A Word From Verywell

Reverse walking on the treadmill is occasionally used in the PT clinic to help people improve their walking ability, improve strength, range of motion, or flexibility. If you have a lower extremity injury, your PT may utilize backward walking to help you fully recover. By understanding what to expect with reverse walking, you may be able to quickly and safely return to your maximal level of mobility and function.

5 Sources
Verywell Health uses only high-quality sources, including peer-reviewed studies, to support the facts within our articles. Read our editorial process to learn more about how we fact-check and keep our content accurate, reliable, and trustworthy.
  1. Alghadir AH, Anwer S, Sarkar B, Paul AK, Anwar D. Effect of 6-week retro or forward walking program on pain, functional disability, quadriceps muscle strength, and performance in individuals with knee osteoarthritis: a randomized controlled trial (retro-walking trial)BMC Musculoskelet Disord. 2019;20(1):159. doi:10.1186/s12891-019-2537-9

  2. Balasukumaran T, Olivier B, Ntsiea MV. The effectiveness of backward walking as a treatment for people with gait impairments: A systematic review and meta-analysis.
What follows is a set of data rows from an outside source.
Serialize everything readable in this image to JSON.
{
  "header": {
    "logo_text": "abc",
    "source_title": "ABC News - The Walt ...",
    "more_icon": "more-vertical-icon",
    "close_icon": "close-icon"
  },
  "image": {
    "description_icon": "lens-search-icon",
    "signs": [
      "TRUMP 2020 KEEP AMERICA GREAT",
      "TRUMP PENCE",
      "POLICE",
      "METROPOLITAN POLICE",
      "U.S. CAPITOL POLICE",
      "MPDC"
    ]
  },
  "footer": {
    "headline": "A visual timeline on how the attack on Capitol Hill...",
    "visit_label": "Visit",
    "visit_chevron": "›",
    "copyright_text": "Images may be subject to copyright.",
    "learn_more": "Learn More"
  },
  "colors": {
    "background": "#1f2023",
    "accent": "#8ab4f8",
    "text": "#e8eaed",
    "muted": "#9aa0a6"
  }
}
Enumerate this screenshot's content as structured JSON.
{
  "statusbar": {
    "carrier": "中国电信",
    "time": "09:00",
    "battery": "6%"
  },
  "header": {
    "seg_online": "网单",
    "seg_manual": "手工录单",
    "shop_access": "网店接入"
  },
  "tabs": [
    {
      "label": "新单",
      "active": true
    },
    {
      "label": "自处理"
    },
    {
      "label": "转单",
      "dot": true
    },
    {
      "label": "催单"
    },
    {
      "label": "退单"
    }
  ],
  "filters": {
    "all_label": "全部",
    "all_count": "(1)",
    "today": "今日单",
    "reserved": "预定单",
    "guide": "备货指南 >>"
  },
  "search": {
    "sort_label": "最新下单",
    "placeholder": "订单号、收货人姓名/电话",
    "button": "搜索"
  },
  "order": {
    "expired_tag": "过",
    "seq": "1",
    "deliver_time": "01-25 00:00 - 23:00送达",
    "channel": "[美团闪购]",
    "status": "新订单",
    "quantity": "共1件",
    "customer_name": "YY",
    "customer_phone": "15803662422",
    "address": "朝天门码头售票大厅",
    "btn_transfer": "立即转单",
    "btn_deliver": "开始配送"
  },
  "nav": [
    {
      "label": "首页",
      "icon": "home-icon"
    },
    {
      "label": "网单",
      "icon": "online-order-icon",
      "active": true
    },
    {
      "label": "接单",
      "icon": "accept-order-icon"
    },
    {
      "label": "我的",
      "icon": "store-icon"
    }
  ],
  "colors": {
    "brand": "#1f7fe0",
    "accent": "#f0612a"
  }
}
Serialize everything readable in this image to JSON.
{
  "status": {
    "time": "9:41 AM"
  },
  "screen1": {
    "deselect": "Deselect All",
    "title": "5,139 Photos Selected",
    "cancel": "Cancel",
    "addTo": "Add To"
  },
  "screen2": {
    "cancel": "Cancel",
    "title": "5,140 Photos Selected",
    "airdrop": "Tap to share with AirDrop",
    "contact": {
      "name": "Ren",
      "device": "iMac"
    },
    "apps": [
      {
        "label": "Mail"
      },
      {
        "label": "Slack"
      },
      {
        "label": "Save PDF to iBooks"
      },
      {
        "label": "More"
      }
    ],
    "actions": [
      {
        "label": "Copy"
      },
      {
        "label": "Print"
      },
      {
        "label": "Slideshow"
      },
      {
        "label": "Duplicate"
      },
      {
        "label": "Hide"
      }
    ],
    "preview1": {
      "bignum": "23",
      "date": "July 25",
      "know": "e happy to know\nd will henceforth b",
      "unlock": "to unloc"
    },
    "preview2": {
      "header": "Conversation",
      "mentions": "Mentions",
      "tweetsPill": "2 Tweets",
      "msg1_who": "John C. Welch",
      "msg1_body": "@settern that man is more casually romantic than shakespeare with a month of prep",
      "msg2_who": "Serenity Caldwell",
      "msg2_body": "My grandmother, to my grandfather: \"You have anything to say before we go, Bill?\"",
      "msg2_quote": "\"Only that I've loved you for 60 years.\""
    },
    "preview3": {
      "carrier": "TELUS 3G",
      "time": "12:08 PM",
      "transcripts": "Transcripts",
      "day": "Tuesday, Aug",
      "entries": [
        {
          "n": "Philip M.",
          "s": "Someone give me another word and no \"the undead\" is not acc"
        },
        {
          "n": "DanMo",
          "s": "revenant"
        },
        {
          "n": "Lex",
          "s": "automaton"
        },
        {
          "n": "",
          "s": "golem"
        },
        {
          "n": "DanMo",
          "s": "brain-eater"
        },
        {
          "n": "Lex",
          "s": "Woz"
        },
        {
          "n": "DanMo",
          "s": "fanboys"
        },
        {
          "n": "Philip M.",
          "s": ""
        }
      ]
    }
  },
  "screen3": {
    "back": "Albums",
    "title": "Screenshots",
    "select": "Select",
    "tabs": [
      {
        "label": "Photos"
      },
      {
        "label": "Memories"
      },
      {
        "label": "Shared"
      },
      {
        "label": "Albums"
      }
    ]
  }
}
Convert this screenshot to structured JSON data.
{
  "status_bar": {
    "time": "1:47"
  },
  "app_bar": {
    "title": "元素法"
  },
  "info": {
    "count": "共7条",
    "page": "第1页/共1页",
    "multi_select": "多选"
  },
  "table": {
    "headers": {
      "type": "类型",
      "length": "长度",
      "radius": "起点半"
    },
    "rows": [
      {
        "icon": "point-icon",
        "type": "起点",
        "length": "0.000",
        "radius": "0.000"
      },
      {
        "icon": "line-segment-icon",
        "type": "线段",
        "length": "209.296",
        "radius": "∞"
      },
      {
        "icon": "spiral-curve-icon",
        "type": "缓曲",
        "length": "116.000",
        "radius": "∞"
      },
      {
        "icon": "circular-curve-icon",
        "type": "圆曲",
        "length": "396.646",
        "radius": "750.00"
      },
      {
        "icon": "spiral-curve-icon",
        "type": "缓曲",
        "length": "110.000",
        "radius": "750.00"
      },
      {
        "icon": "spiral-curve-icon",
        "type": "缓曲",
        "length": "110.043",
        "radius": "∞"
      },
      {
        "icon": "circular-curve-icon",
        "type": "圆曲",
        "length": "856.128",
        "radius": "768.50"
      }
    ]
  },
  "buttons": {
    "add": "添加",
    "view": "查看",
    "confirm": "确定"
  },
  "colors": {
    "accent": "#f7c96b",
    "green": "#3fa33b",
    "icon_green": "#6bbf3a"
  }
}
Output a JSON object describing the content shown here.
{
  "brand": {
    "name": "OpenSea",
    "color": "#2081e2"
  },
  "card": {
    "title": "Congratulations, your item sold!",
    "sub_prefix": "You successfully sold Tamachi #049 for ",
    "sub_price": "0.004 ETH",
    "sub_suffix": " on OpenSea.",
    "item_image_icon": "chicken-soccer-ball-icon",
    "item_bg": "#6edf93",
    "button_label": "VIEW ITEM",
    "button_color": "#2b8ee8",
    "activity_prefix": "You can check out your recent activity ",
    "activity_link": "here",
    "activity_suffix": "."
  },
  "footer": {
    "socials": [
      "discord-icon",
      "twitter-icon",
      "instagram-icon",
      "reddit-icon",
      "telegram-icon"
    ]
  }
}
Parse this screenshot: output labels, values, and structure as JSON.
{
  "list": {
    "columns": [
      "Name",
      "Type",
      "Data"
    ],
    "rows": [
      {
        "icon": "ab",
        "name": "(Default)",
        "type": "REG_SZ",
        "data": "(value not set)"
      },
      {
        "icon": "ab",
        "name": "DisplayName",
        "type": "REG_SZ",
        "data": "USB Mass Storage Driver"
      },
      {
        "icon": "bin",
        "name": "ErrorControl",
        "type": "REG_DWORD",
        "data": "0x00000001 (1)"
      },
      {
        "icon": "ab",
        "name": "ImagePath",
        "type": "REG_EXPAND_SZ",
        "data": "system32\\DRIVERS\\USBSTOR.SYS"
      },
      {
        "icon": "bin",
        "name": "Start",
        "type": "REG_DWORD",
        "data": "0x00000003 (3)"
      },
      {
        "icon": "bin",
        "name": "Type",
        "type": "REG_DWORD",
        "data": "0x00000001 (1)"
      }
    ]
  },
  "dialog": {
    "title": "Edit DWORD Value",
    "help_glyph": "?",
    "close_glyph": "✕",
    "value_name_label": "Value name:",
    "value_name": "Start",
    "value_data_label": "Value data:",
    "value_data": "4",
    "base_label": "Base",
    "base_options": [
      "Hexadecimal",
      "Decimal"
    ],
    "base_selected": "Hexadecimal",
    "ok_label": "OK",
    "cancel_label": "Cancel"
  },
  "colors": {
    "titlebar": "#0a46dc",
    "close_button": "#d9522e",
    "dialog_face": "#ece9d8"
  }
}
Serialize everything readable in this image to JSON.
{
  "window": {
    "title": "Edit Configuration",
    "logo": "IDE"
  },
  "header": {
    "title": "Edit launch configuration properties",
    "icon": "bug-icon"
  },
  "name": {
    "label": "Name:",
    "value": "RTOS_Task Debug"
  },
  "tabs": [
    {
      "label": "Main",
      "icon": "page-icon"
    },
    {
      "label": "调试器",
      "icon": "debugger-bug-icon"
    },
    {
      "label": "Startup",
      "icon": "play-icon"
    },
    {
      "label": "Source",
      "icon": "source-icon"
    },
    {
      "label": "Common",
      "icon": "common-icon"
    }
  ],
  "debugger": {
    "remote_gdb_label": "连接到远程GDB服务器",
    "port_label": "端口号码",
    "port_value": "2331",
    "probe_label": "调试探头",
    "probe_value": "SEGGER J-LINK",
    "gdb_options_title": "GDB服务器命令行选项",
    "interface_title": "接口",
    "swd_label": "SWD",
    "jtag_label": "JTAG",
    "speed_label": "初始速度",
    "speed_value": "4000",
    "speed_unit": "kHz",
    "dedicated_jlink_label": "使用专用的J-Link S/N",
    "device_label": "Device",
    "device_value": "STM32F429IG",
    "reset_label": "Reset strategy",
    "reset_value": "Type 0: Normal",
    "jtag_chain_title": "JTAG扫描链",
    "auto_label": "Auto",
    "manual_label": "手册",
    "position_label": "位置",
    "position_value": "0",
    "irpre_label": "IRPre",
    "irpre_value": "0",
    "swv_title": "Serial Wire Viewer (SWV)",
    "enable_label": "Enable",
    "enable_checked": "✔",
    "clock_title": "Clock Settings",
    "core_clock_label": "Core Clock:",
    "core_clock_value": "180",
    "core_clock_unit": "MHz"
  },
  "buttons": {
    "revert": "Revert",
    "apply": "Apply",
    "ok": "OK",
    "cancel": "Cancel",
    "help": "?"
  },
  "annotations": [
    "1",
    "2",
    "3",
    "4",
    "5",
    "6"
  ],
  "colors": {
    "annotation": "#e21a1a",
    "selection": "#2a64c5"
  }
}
Clin Rehabil. 2019;33(2):171-182. doi:10.1177/0269215518801430

  3. Rose DK, DeMark L, Fox EJ, Clark DJ, Wludyka P. A backward walking training program to improve balance and mobility in acute stroke: a pilot randomized controlled trial. J Neurol Phys Ther. 2018;42(1):12-21. doi:10.1097/NPT.0000000000000210

  4. Ainsworth BE, Haskell WL, Herrmann SD, et al. 2011 Compendium of Physical Activities: a second update of codes and MET values. Med Sci Sports Exerc. 2011;43(8):1575–81. doi:10.1249/MSS.0b013e31821ece12

  5. Thomas KS, Hammond M, Magal M. Graded forward and backward walking at a matched intensity on cardiorespiratory responses and postural control. Gait Posture. 2018;65:20-25. doi:10.1016/j.gaitpost.2018.06.168

By Brett Sears, PT
Brett Sears, PT, MDT, is a physical therapist with over 20 years of experience in orthopedic and hospital-based therapy.